____ PROVIDED INFORMATION
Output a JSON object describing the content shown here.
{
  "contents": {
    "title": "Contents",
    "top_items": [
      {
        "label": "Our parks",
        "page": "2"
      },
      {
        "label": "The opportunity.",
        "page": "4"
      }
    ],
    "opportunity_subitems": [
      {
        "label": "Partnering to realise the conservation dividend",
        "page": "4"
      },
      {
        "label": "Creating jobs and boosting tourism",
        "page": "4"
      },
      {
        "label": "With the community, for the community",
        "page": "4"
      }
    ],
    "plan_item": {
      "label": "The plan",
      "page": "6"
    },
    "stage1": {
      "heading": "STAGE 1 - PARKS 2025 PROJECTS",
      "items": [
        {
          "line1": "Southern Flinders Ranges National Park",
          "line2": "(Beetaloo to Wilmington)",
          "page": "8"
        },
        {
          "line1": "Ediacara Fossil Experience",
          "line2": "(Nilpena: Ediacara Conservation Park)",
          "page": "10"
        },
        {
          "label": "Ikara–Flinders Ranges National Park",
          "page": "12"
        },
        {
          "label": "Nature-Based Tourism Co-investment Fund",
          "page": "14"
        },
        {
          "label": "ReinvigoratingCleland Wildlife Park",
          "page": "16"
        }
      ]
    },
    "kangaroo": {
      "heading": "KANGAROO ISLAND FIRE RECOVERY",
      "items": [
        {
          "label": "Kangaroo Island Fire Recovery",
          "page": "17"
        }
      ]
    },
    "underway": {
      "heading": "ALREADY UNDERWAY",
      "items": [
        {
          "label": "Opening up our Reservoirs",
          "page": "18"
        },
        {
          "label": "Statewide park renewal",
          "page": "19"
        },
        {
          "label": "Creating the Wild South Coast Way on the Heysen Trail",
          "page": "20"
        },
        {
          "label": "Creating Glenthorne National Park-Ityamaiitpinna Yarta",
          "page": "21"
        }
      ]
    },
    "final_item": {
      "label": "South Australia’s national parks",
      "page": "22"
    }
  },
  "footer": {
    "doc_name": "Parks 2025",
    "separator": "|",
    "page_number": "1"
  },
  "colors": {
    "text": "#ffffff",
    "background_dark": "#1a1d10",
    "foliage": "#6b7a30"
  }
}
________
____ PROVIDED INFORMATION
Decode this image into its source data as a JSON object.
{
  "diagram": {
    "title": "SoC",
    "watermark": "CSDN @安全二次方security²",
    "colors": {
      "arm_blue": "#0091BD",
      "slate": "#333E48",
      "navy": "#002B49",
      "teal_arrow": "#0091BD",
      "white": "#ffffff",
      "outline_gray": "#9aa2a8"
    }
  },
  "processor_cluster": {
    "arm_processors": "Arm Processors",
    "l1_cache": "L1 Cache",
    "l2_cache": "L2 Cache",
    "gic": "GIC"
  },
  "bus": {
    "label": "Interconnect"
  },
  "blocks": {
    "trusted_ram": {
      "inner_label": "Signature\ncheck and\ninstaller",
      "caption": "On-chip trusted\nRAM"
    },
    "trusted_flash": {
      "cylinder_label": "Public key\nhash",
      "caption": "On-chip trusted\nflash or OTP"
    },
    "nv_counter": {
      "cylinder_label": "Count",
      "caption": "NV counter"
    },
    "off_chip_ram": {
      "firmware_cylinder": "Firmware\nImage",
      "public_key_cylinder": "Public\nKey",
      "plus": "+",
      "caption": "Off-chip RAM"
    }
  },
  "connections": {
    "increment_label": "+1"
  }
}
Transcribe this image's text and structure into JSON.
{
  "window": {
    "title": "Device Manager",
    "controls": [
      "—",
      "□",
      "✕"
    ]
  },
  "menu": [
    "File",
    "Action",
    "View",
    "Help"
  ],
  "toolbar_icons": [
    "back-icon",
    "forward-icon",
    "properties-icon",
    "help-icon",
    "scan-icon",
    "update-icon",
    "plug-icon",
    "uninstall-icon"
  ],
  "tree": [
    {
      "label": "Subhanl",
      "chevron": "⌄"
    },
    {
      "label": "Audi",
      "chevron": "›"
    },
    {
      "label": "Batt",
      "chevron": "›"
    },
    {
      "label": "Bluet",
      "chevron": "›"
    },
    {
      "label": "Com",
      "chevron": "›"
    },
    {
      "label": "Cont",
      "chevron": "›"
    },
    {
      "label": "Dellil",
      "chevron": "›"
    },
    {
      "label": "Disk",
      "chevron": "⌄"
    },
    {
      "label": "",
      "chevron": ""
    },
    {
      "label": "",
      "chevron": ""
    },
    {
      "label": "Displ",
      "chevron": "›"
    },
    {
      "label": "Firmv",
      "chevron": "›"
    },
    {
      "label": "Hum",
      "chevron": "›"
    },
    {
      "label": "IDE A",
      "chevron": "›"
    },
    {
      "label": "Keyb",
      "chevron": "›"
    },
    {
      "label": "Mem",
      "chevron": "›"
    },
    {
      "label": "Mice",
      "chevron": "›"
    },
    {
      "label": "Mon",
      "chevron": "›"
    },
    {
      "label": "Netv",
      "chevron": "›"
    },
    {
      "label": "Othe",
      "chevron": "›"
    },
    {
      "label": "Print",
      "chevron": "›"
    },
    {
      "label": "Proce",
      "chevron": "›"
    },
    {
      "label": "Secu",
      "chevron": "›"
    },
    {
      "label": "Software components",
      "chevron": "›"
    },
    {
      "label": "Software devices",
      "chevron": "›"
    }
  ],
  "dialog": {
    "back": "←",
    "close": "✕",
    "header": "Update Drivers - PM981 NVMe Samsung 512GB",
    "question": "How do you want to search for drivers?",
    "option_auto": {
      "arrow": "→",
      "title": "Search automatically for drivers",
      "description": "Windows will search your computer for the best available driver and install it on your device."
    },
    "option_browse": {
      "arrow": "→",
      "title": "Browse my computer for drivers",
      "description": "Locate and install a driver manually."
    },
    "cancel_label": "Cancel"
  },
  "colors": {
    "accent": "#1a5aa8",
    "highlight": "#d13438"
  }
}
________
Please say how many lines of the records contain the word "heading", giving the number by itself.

[EXPECTED ANSWER]
3